Heat-Mavericks Preview

As if the Miami Heat weren’t motivated enough to win it all,
their season begins by having to watch the title banner get raised
by the team that beat them to claim it.

The lockout is over and Christmas is here, so it’s time for
LeBron James and Dwyane Wade to kick off the Heat’s quest to
dethrone the Dallas Mavericks as NBA champions with an NBA finals
rematch.

Before the game gets underway in Dallas, the Mavericks’
championship banner will be raised to the rafters at American
Airlines Center. However, it seems the Mavs are a virtual
afterthought as the season begins. Most oddsmakers do not have them
among the top few picks to win the 2012 title, whereas Miami is
generally the odds-on favorite.

“We didn’t come together to make the playoffs or come together
to win a playoff series, we came together to win the NBA finals and
that’s what it’s about,” said James, whose 23.7 scoring average in
the 2011 playoffs was 3.0 below his regular-season mark. “We know
how long of a journey it was to get there, so we know what it takes
to get there. We just try to have a better result if we happen to
get back to that point.”

Dallas (57-25) knocked off the Heat in six games in the
championship round, spoiling the first season of James and Chris
Bosh joining Wade in Miami (58-24). The Heat didn’t make any major
changes this offseason other than adding Shane Battier, but are
hopeful another year of their superstar trio playing together will
be enough to get James and Bosh their first rings and a second for
Wade.

“For us, getting better is not necessarily going to show in our
numbers,” said Wade, who scored 25.5 per game last season. “It’s
going to show in our leadership. It’s going to show in those
moments where we get in those games like the finals where we’re up
10 in the fourth quarter, how do we help our team get that win no
matter what’s going on in the game.”

That’s what Dirk Nowitzki and company did in last season’s
playoffs when they stunned the Los Angeles Lakers in a second-round
sweep before beating Oklahoma City in the conference finals and
knocking off the Heat.

Nowitzki turned 33 this summer and most of the Mavs’ top players
are in their 30s, plus Tyson Chandler, Caron Butler and J.J. Barea
have all departed. Those are big reasons many aren’t picking them
to repeat as champions.

“We weren’t the favorites to win it last year, so nobody really
knows what’s going to happen,” said Nowitzki, the finals MVP after
averaging 26.0 points – 3.0 above a season average that was his
lowest in seven years.

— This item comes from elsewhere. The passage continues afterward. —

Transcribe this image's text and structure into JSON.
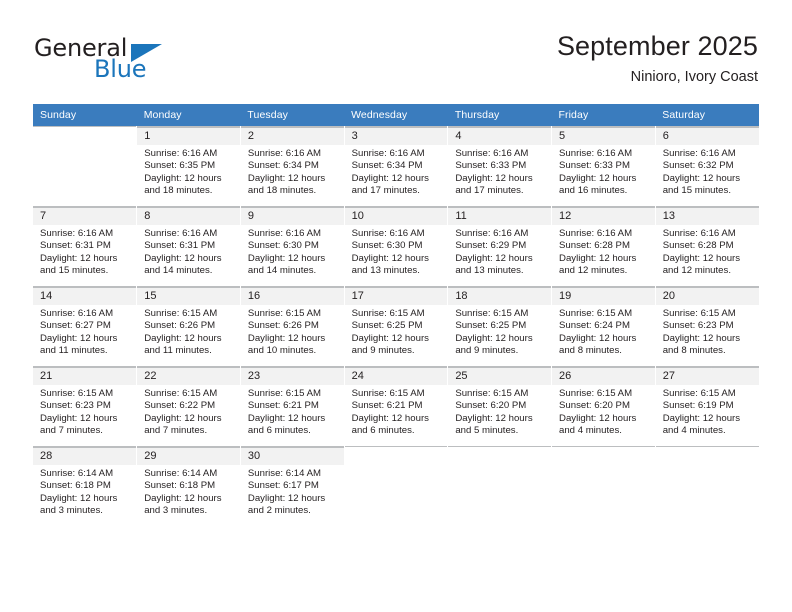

“Last year, it just worked out. The chemistry was great, guys
wanted to win and play with each other. To me, the team is set up
kind of the same again with a bunch of older guys that want to
win.”

One of those guys is Lamar Odom, who may have newfound
motivation after his surprising departure from the Lakers. He
didn’t realize they were trying to get rid of him until being part
of the Chris Paul deal that never went through, then felt further
disrespected when he went to Dallas in a trade that involved no
other players.

The reigning Sixth Man of the Year may play a key role – as
could newcomer Vince Carter – for a team needing to make up for the
loss of Chandler’s defense and rebounding, Barea’s spark off the
bench and Butler’s scoring. Odom, who averaged 14.4 points and 8.7
rebounds last season, does bring the experience of having won
back-to-back titles in 2009 and 2010.

“If they thought winning a championship was hard, defending it
is going to be … it’s tough,” Odom said. “It changes the mindset
of teams, and of your team. It’s tough. But if a team can do it,
this one can.”

Miami was expected to win multiple championships when its trio
of stars came together but doubts will continue to linger until it
wins one. The Heat surely are expecting to get off to a better
start after opening 9-8 last season.

Battier should be a big help defensively and in 3-point
shooting, but Miami is still considered fairly weak at point guard
– Mario Chalmers should get the bulk of those minutes – and in the
frontcourt other than Bosh.

Coach Erik Spoelstra, who received a contract extension during
the offseason, feels the James-Wade partnership – and growing bond
– should be enough to get the Heat over the top.

“Those guys like to be challenged,” Spoelstra said. “They do not
accept the success that they’ve had and where they are right now.
They’re always trying to push to go to the next level.”